If a line in the material below has the string "Admin", copy it out.

-- Opening Marker --

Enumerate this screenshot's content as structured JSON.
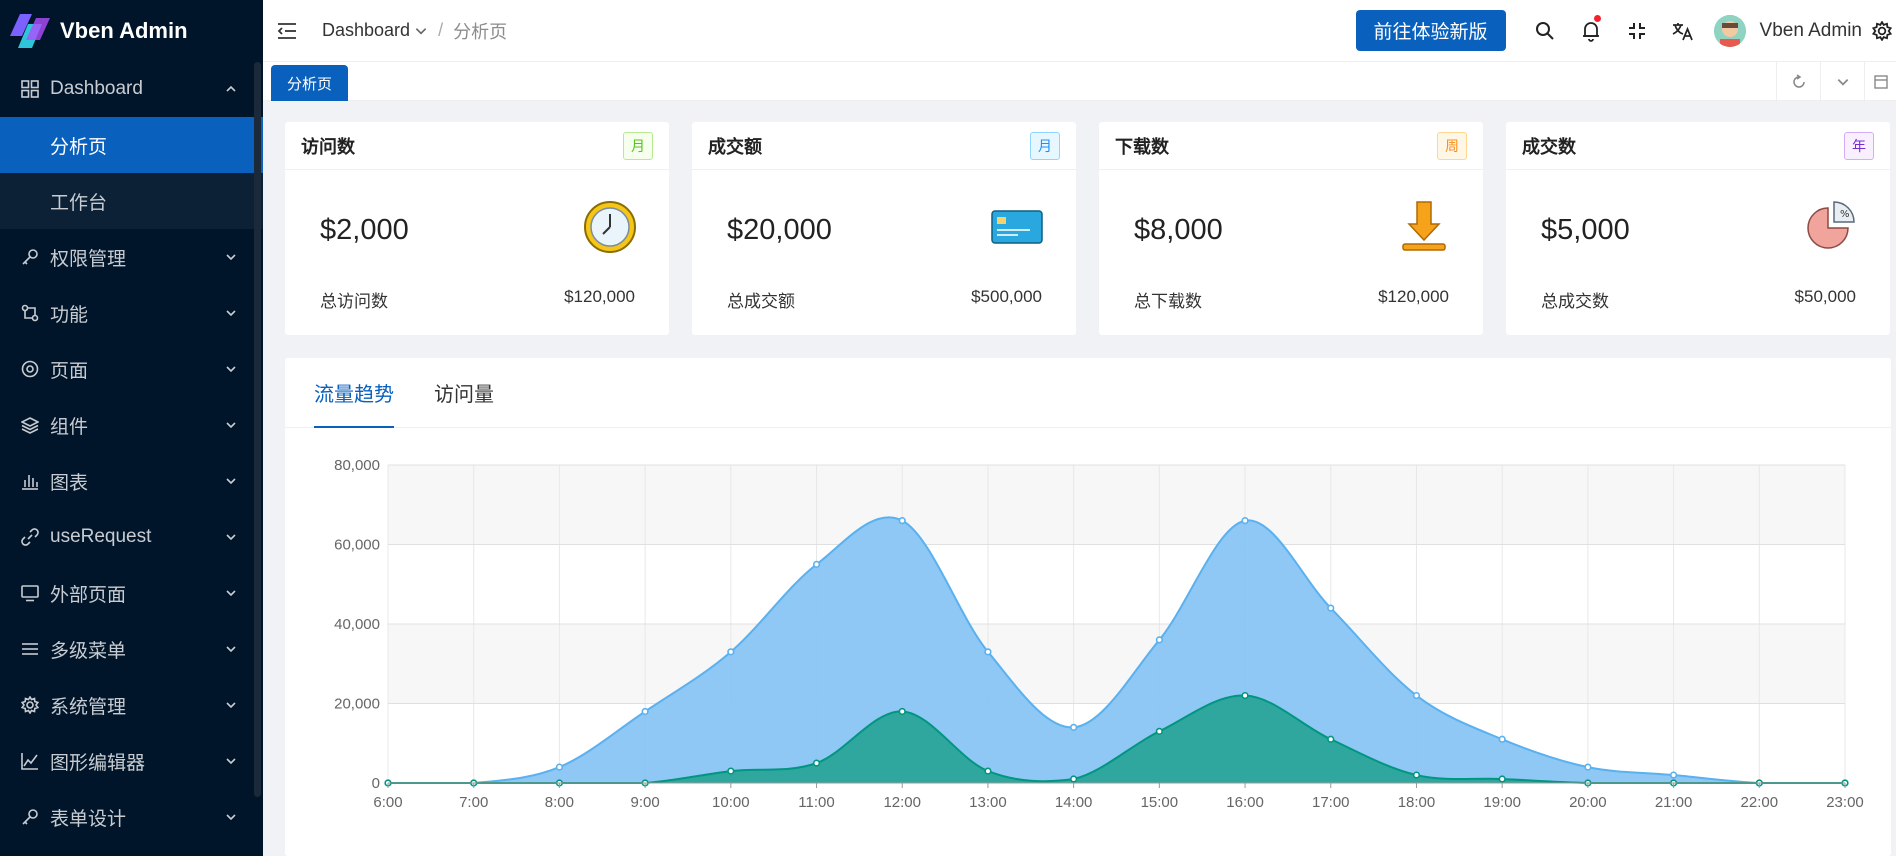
{
  "app": {
    "title": "Vben Admin"
  },
  "sidebar": {
    "items": [
      {
        "label": "Dashboard",
        "icon": "dashboard-icon",
        "expanded": true,
        "children": [
          {
            "label": "分析页",
            "active": true
          },
          {
            "label": "工作台"
          }
        ]
      },
      {
        "label": "权限管理",
        "icon": "key-icon"
      },
      {
        "label": "功能",
        "icon": "function-icon"
      },
      {
        "label": "页面",
        "icon": "page-icon"
      },
      {
        "label": "组件",
        "icon": "layers-icon"
      },
      {
        "label": "图表",
        "icon": "chart-icon"
      },
      {
        "label": "useRequest",
        "icon": "link-icon"
      },
      {
        "label": "外部页面",
        "icon": "monitor-icon"
      },
      {
        "label": "多级菜单",
        "icon": "menu-icon"
      },
      {
        "label": "系统管理",
        "icon": "settings-icon"
      },
      {
        "label": "图形编辑器",
        "icon": "graph-icon"
      },
      {
        "label": "表单设计",
        "icon": "form-icon"
      }
    ]
  },
  "header": {
    "breadcrumb": [
      "Dashboard",
      "分析页"
    ],
    "new_version_button": "前往体验新版",
    "user_name": "Vben Admin"
  },
  "tabs": {
    "active": "分析页"
  },
  "cards": [
    {
      "title": "访问数",
      "tag": "月",
      "tag_color": "#52c41a",
      "value": "$2,000",
      "foot_label": "总访问数",
      "foot_value": "$120,000",
      "icon": "clock-icon"
    },
    {
      "title": "成交额",
      "tag": "月",
      "tag_color": "#1890ff",
      "value": "$20,000",
      "foot_label": "总成交额",
      "foot_value": "$500,000",
      "icon": "credit-card-icon"
    },
    {
      "title": "下载数",
      "tag": "周",
      "tag_color": "#fa8c16",
      "value": "$8,000",
      "foot_label": "总下载数",
      "foot_value": "$120,000",
      "icon": "download-icon"
    },
    {
      "title": "成交数",
      "tag": "年",
      "tag_color": "#722ed1",
      "value": "$5,000",
      "foot_label": "总成交数",
      "foot_value": "$50,000",
      "icon": "pie-icon"
    }
  ],
  "chart_tabs": [
    "流量趋势",
    "访问量"
  ],
  "chart_data": {
    "type": "area",
    "categories": [
      "6:00",
      "7:00",
      "8:00",
      "9:00",
      "10:00",
      "11:00",
      "12:00",
      "13:00",
      "14:00",
      "15:00",
      "16:00",
      "17:00",
      "18:00",
      "19:00",
      "20:00",
      "21:00",
      "22:00",
      "23:00"
    ],
    "series": [
      {
        "values": [
          0,
          0,
          4000,
          18000,
          33000,
          55000,
          66000,
          33000,
          14000,
          36000,
          66000,
          44000,
          22000,
          11000,
          4000,
          2000,
          0,
          0
        ],
        "color": "#5ab1ef"
      },
      {
        "values": [
          0,
          0,
          0,
          0,
          3000,
          5000,
          18000,
          3000,
          1000,
          13000,
          22000,
          11000,
          2000,
          1000,
          0,
          0,
          0,
          0
        ],
        "color": "#019680"
      }
    ],
    "yticks": [
      "0",
      "20,000",
      "40,000",
      "60,000",
      "80,000"
    ],
    "ylim": [
      0,
      80000
    ],
    "grid": true
  }
}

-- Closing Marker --

## Task answer
    "title": "Vben Admin"
    "user_name": "Vben Admin"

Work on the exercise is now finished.